I walked back to the hotel. It was about a mile, maybe more. I stopped at a Rite Aide along the way and picked up some microwave popcorn and small bottle of chocolate milk, with the idea of making some hot chocolate back at my room. But when I got back there, I wasn’t hungry.

I took some more painkillers, and settled down to watch TV. Sometimes, when my headaches are bad, TV does wonders for me. It helps me forget I have a headache. It’s actually one of the few leisure things I can do — I can’t read or write with a pounding head. I kept wishing the headache would go away already but knew that it would have to run its course. I’d be lucky if it were gone the next day.

Somewhere along the line, I talked to Mike again. He told me that the wind was howling down in Wickenburg and that it was a good thing I hadn’t tried to come home. I was glad to hear it because although it had been very windy on the mountaintop, it was quite calm at ground level. I had begun feeling guilty for not trying to come home.

I wound up having dinner at the place the cab driver had recommended. I got there at about 4:50 pm. Although dinner in the main dining room didn’t start until 5:30, I could have the full dinner menu in the bar. So that’s where I sat, at a table near the window. I had a glass of wine and some smoked prime rib. The wine was drinkable and the prime rib was pretty good. The garlic mashed potatoes that came with it were very good.

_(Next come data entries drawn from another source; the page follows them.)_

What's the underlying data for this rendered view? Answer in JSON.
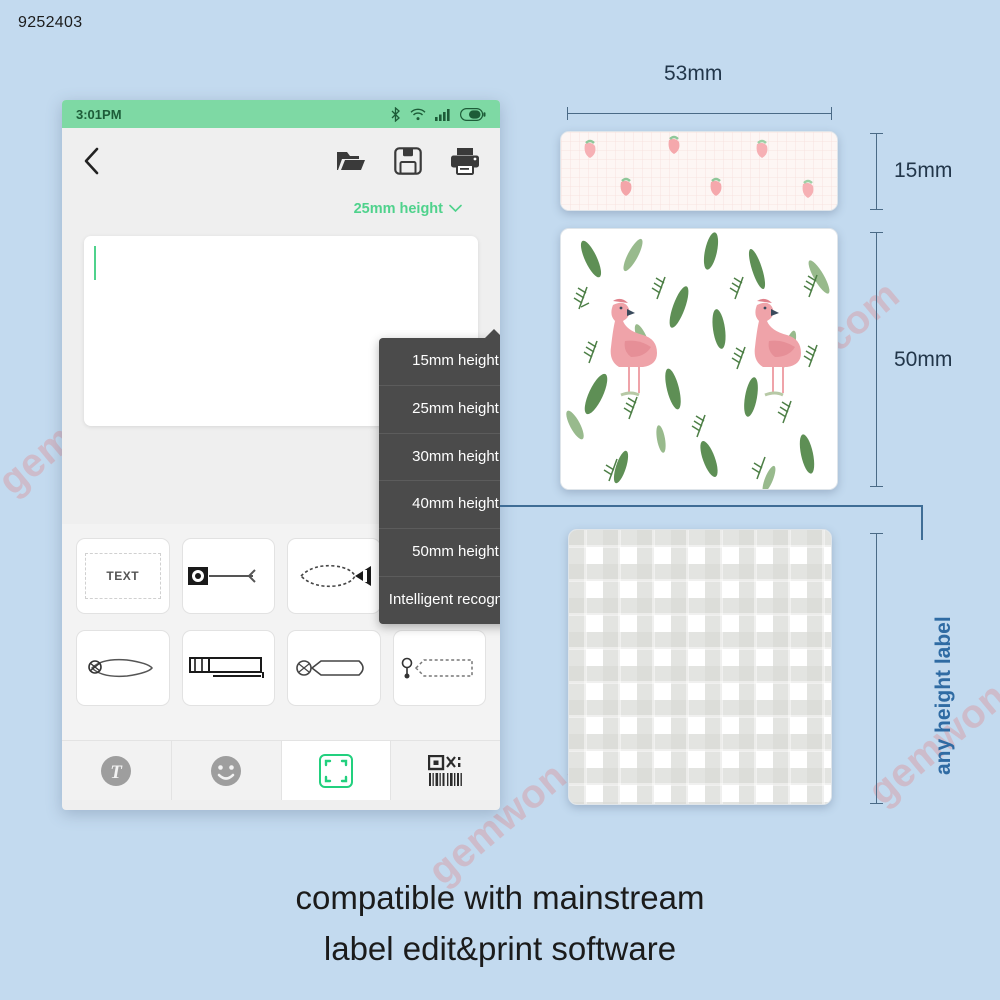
{
  "product_code": "9252403",
  "watermark": {
    "text": "gemwon.com"
  },
  "phone": {
    "status_bar": {
      "time": "3:01PM",
      "icons": [
        "bluetooth-icon",
        "wifi-icon",
        "signal-icon",
        "battery-icon"
      ]
    },
    "toolbar": {
      "back_label": "back-icon",
      "actions": [
        {
          "name": "open-folder-icon",
          "label": "Open"
        },
        {
          "name": "save-icon",
          "label": "Save"
        },
        {
          "name": "print-icon",
          "label": "Print"
        }
      ]
    },
    "height_selector": {
      "selected": "25mm height",
      "chevron": "chevron-down-icon",
      "accent_color": "#4fd28c"
    },
    "dropdown": {
      "open": true,
      "items": [
        "15mm height",
        "25mm height",
        "30mm height",
        "40mm height",
        "50mm height",
        "Intelligent recognize"
      ]
    },
    "canvas": {
      "cursor_visible": true
    },
    "templates": [
      {
        "name": "template-text",
        "label": "TEXT",
        "kind": "text"
      },
      {
        "name": "template-tag-2",
        "label": "",
        "kind": "tag-round"
      },
      {
        "name": "template-tag-3",
        "label": "",
        "kind": "tag-dashed"
      },
      {
        "name": "template-tag-4",
        "label": "",
        "kind": "tag-flag"
      },
      {
        "name": "template-tag-5",
        "label": "",
        "kind": "tag-oval"
      },
      {
        "name": "template-tag-6",
        "label": "",
        "kind": "tag-box"
      },
      {
        "name": "template-tag-7",
        "label": "",
        "kind": "tag-pill"
      },
      {
        "name": "template-tag-8",
        "label": "",
        "kind": "tag-hook"
      }
    ],
    "tabs": [
      {
        "name": "tab-text",
        "icon": "text-tool-icon",
        "active": false
      },
      {
        "name": "tab-emoji",
        "icon": "emoji-icon",
        "active": false
      },
      {
        "name": "tab-frame",
        "icon": "frame-crop-icon",
        "active": true
      },
      {
        "name": "tab-barcode",
        "icon": "barcode-qr-icon",
        "active": false
      }
    ]
  },
  "labels": {
    "width_dimension": "53mm",
    "strawberry": {
      "height_dimension": "15mm",
      "pattern": "pink-grid-strawberry"
    },
    "flamingo": {
      "height_dimension": "50mm",
      "pattern": "tropical-flamingo"
    },
    "plaid": {
      "height_dimension": "any height label",
      "pattern": "grey-gingham"
    }
  },
  "caption": {
    "line1": "compatible with mainstream",
    "line2": "label edit&print software"
  },
  "colors": {
    "background": "#c3daef",
    "accent_green": "#4fd28c",
    "status_green": "#7ed9a4",
    "dimension_blue": "#4a6a86",
    "connector_blue": "#3f6d96"
  }
}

I paid my bill and walked back to the hotel. By 9:00 PM, I was sound asleep.

What do you think?